A very popular method today is concrete staining. I have a friend who does business in new construction and restoration work on tile and concrete floors. Her business in floor stains is increasing by leaps and bounds. The stains are water-based and can be sprayed on in several colors/layers and then sealed with several layers of sealer. Beautiful and personalized designs can also be done (like stenciling) and I've seen some that look like polished marble, faux tile, mosaic, or rough stone. Talk to your local hardware dealer or search online for concrete stains.
Also, if the basement is unheated, you might want to think about radiant floor heat and putting a wood floor raised just a few inches over that.
Boat Deck Paint May Be the Answer
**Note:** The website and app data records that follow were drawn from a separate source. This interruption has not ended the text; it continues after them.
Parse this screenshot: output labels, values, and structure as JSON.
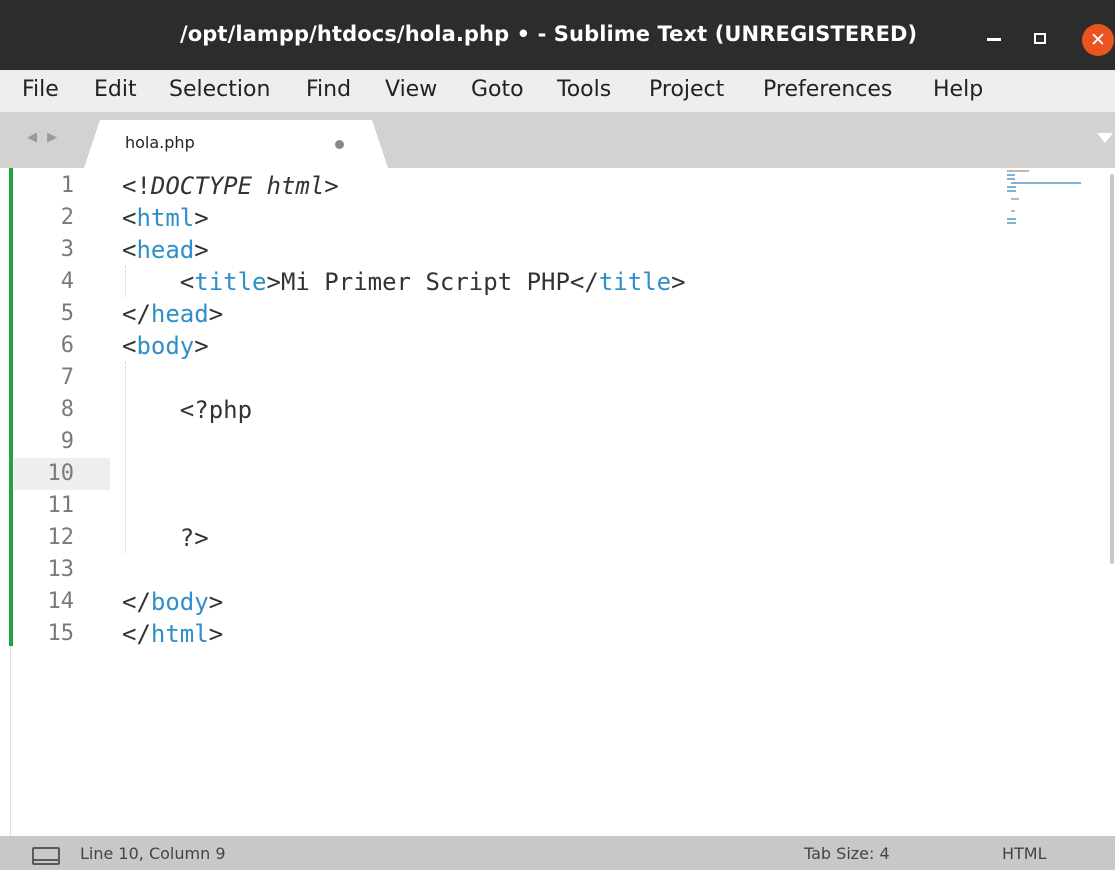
{
  "window": {
    "title": "/opt/lampp/htdocs/hola.php • - Sublime Text (UNREGISTERED)",
    "controls": {
      "close_glyph": "✕"
    }
  },
  "menu": {
    "items": [
      "File",
      "Edit",
      "Selection",
      "Find",
      "View",
      "Goto",
      "Tools",
      "Project",
      "Preferences",
      "Help"
    ]
  },
  "tabs": {
    "nav_arrows": "◀ ▶",
    "active": {
      "label": "hola.php",
      "modified": true
    }
  },
  "editor": {
    "active_line": 10,
    "line_numbers": [
      "1",
      "2",
      "3",
      "4",
      "5",
      "6",
      "7",
      "8",
      "9",
      "10",
      "11",
      "12",
      "13",
      "14",
      "15"
    ],
    "lines": [
      {
        "segments": [
          {
            "t": "<!",
            "c": "plain"
          },
          {
            "t": "DOCTYPE html",
            "c": "doctype"
          },
          {
            "t": ">",
            "c": "plain"
          }
        ]
      },
      {
        "segments": [
          {
            "t": "<",
            "c": "plain"
          },
          {
            "t": "html",
            "c": "tag"
          },
          {
            "t": ">",
            "c": "plain"
          }
        ]
      },
      {
        "segments": [
          {
            "t": "<",
            "c": "plain"
          },
          {
            "t": "head",
            "c": "tag"
          },
          {
            "t": ">",
            "c": "plain"
          }
        ]
      },
      {
        "segments": [
          {
            "t": "    <",
            "c": "plain"
          },
          {
            "t": "title",
            "c": "tag"
          },
          {
            "t": ">Mi Primer Script PHP</",
            "c": "plain"
          },
          {
            "t": "title",
            "c": "tag"
          },
          {
            "t": ">",
            "c": "plain"
          }
        ]
      },
      {
        "segments": [
          {
            "t": "</",
            "c": "plain"
          },
          {
            "t": "head",
            "c": "tag"
          },
          {
            "t": ">",
            "c": "plain"
          }
        ]
      },
      {
        "segments": [
          {
            "t": "<",
            "c": "plain"
          },
          {
            "t": "body",
            "c": "tag"
          },
          {
            "t": ">",
            "c": "plain"
          }
        ]
      },
      {
        "segments": []
      },
      {
        "segments": [
          {
            "t": "    <?php",
            "c": "plain"
          }
        ]
      },
      {
        "segments": []
      },
      {
        "segments": []
      },
      {
        "segments": []
      },
      {
        "segments": [
          {
            "t": "    ?>",
            "c": "plain"
          }
        ]
      },
      {
        "segments": []
      },
      {
        "segments": [
          {
            "t": "</",
            "c": "plain"
          },
          {
            "t": "body",
            "c": "tag"
          },
          {
            "t": ">",
            "c": "plain"
          }
        ]
      },
      {
        "segments": [
          {
            "t": "</",
            "c": "plain"
          },
          {
            "t": "html",
            "c": "tag"
          },
          {
            "t": ">",
            "c": "plain"
          }
        ]
      }
    ]
  },
  "colors": {
    "title_bar": "#2c2c2c",
    "close_button": "#e95420",
    "tag": "#2f8fc8",
    "change_marker": "#23a23e"
  },
  "status": {
    "position": "Line 10, Column 9",
    "tab_size": "Tab Size: 4",
    "syntax": "HTML"
  }
}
I suggest boat deck paint. It has sand mixed into it, so it is non-slip and very durable. Area rugs could then be used to add color and warmth.